# EXERCISE AIM
Read the entries below and pull out each line with the string "that".

BEGIN

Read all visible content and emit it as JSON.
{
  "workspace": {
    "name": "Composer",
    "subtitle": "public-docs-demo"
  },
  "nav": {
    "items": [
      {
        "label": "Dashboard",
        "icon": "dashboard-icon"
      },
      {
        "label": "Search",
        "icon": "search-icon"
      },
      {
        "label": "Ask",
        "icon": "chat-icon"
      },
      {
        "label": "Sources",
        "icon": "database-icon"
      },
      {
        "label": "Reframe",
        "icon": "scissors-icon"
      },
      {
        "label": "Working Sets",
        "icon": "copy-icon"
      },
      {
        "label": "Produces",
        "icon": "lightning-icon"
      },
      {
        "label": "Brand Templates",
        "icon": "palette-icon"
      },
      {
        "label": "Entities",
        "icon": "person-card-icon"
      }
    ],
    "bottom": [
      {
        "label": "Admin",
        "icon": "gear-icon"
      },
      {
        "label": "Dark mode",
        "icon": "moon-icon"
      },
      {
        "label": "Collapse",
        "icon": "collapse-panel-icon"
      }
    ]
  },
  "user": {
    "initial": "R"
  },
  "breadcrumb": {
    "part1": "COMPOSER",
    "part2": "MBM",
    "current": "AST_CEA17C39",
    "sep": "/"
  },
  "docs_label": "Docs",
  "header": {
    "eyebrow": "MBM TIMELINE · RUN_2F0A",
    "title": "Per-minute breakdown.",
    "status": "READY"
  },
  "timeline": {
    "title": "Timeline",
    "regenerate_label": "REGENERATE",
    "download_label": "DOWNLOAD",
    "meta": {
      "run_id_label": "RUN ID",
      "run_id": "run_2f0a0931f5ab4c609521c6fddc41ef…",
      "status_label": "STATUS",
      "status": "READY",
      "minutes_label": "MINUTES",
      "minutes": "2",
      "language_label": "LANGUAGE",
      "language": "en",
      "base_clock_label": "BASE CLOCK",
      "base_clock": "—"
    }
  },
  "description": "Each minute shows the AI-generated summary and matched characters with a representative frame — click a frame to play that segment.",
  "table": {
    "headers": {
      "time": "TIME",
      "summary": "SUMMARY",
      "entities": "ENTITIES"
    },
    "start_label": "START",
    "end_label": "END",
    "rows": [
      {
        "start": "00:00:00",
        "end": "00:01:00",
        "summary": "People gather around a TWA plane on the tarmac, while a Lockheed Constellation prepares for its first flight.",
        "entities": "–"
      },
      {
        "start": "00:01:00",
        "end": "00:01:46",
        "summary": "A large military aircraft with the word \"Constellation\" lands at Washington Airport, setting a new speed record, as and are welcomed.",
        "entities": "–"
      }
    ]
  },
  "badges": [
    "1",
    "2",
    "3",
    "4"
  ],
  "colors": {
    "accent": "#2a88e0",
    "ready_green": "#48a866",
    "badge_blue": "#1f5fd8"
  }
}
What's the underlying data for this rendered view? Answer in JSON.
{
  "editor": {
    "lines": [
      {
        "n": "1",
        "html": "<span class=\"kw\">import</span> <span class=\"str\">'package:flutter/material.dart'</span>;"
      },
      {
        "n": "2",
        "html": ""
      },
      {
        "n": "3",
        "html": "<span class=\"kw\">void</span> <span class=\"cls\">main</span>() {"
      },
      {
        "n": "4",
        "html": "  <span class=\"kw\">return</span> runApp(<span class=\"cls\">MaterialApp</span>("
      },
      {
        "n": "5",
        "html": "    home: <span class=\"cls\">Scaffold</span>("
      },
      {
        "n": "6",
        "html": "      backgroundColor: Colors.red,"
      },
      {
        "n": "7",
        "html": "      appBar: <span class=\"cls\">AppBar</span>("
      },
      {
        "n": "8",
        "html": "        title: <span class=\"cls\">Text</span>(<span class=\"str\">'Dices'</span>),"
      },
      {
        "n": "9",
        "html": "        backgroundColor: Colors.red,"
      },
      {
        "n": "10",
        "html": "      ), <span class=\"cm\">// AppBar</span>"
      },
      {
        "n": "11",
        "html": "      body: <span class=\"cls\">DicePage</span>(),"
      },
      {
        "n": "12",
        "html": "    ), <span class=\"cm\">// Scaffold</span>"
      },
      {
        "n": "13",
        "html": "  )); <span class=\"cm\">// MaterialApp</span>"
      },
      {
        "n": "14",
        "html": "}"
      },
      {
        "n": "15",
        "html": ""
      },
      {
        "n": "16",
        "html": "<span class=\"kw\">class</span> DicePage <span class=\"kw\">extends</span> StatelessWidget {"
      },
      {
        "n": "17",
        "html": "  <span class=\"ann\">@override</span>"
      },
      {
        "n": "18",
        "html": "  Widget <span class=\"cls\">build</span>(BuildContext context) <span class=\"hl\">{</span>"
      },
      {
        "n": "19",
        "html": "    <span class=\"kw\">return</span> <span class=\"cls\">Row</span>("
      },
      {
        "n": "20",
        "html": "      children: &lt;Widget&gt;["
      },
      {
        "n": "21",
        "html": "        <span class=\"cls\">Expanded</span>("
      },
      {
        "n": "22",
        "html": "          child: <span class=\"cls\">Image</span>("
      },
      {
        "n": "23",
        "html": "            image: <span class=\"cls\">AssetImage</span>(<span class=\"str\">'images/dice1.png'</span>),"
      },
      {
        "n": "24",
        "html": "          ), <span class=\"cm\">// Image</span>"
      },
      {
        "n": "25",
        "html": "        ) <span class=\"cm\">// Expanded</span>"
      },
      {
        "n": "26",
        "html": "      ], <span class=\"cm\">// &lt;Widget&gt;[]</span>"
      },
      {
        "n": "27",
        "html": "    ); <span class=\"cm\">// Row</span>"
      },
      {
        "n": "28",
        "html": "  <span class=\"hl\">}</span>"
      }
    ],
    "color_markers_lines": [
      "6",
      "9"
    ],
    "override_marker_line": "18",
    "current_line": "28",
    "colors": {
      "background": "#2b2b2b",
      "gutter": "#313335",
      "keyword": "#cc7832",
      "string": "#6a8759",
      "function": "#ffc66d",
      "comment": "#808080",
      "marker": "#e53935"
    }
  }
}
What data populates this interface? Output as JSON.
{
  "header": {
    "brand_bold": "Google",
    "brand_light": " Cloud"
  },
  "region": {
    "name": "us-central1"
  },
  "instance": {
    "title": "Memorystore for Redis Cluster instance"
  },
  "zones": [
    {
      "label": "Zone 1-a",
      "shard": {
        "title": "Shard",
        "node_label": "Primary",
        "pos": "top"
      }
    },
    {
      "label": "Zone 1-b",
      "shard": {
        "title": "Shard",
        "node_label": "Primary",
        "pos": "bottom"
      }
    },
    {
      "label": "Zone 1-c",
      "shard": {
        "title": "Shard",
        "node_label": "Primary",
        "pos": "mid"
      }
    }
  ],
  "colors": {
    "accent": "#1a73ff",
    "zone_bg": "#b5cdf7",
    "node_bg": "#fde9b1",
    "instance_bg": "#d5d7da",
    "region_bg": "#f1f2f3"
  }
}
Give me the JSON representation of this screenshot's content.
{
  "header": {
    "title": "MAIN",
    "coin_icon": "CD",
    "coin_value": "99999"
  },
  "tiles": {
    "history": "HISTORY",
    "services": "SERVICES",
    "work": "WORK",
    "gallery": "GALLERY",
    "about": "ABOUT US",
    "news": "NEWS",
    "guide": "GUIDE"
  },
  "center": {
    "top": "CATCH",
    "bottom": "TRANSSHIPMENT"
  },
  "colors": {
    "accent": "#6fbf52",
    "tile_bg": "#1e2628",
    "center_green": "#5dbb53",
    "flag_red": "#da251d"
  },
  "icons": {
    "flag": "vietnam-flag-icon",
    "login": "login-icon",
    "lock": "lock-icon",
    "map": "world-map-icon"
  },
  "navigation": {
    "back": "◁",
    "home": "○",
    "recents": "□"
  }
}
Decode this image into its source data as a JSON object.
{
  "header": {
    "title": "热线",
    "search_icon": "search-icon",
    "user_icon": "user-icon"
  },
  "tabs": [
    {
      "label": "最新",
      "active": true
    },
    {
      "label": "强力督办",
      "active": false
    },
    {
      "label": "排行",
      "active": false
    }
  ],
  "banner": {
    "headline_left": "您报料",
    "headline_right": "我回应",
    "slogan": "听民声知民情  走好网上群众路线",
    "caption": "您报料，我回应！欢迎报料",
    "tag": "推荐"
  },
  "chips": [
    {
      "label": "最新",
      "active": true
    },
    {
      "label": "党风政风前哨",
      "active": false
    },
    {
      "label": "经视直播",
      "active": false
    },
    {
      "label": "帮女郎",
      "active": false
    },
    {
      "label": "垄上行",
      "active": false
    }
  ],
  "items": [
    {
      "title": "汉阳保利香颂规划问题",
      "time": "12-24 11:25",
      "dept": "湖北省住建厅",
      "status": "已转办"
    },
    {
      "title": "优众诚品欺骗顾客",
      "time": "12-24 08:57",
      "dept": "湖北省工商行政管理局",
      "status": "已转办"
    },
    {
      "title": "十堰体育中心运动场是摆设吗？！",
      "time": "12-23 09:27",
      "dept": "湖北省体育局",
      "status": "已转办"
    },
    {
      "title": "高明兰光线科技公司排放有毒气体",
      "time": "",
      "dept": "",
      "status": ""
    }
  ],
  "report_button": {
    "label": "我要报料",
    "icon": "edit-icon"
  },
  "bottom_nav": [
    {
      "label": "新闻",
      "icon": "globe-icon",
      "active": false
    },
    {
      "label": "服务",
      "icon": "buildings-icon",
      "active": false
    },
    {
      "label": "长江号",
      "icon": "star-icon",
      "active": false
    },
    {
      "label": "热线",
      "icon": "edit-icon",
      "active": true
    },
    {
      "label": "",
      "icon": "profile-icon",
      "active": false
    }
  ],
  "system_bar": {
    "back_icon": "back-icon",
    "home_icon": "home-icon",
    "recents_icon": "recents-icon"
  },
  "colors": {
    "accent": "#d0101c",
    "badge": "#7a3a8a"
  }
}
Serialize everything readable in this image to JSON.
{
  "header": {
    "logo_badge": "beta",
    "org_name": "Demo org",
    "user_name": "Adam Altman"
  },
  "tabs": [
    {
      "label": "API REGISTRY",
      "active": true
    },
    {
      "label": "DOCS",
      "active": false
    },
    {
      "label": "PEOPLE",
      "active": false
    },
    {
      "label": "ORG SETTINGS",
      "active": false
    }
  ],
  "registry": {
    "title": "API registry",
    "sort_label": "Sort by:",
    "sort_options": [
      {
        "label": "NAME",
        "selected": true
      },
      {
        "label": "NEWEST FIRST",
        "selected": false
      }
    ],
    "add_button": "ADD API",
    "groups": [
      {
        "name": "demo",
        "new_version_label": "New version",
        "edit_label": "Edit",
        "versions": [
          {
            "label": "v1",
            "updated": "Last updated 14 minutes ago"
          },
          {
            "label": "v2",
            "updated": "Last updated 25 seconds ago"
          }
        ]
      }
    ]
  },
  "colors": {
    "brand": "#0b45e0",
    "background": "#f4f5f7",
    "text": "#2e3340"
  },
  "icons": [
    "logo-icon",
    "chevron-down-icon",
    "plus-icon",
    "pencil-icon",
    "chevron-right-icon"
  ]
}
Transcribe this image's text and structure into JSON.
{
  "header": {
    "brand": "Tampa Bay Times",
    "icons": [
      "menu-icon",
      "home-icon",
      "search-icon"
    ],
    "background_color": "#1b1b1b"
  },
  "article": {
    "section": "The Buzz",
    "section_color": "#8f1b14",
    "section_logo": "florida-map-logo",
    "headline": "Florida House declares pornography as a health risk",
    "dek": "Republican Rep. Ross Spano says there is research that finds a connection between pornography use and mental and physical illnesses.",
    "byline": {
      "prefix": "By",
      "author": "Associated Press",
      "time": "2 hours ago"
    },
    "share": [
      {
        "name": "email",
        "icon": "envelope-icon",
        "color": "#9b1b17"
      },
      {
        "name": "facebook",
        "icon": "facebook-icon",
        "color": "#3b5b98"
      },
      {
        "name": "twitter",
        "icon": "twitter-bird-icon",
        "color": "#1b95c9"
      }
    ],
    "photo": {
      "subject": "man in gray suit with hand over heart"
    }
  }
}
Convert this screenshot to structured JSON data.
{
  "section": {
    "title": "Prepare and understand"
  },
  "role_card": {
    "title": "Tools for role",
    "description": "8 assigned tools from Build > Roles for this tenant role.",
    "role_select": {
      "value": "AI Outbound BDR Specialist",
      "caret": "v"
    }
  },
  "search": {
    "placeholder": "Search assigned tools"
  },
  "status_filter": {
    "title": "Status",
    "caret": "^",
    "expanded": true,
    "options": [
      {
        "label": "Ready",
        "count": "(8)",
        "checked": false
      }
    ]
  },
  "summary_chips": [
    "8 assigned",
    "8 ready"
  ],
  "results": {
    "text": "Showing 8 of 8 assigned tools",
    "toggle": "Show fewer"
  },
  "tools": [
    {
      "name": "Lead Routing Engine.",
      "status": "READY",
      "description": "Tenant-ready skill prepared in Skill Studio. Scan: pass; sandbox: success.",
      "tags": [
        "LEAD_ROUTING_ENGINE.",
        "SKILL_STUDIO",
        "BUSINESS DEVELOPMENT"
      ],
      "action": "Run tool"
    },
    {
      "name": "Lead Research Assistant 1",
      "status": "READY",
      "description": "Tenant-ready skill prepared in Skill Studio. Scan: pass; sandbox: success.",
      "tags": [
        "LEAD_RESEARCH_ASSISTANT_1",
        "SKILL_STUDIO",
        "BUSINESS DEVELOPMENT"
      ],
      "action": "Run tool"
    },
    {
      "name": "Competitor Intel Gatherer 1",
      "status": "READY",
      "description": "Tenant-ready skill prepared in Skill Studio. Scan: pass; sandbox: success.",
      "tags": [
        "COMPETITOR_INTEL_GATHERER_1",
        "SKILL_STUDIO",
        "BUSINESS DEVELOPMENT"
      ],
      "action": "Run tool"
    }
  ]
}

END

# EXERCISE OUTPUT
  "description": "Each minute shows the AI-generated summary and matched characters with a representative frame — click a frame to play that segment.",
    "dek": "Republican Rep. Ross Spano says there is research that finds a connection between pornography use and mental and physical illnesses.",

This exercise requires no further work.